Needless to say, after a decade of influence, listening to this album will never be the same. In ten years, featuring elements of IDM or glitch electronica in indie rock and pop anthems has gone from novel to cliché. Dntel’s underground success, as well as the popularity of Tamborello and Gibbard’s subsequent duo The Postal Service, spurred a lot of mimicry over the following decade, some of it enjoyable and some rather embarrassing.
So, after all this time, Life Is Full of Possibilities indeed sounds a bit still. But when viewed in its place in time, it’s still just as brilliant. The remastered tracks ring a little better through a stereo than the original release and the bonus disc offers an assortment of remixes and b-sides that showcase the various influences Dntel’s music had on other artists and collaborators. However, the flow of the second disc isn’t very solid, and the track are best treated as singles, to be loaded onto your iPod or iPhone and listened to on shuffle with other electronica. Also, if you’ve collected all of Dntel’s other releases, there are only two brand new remixes on this release, which is a let-down if you were expecting a lot of new material.
Still, if you’re a fan of Jimmy from way back when, this two-disc set (both CD and vinyl are packaged in a beautiful red and white fold-out sleeve) will make an excellent collector’s item. And if you’re a fan of the Postal Service or any of the albums listed below, it’s worth the investment to a get a copy of this album in some form.

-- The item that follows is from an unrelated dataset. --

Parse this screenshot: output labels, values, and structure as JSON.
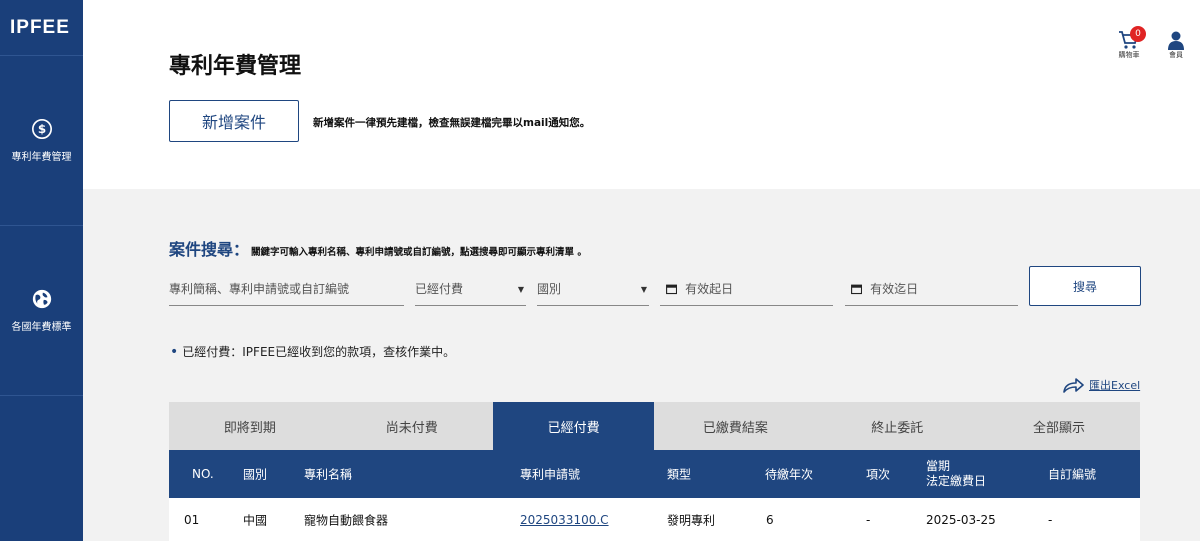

Intramural – This Is a Landslide
Múm – Finally We Are No One
The Postal Service – Give Up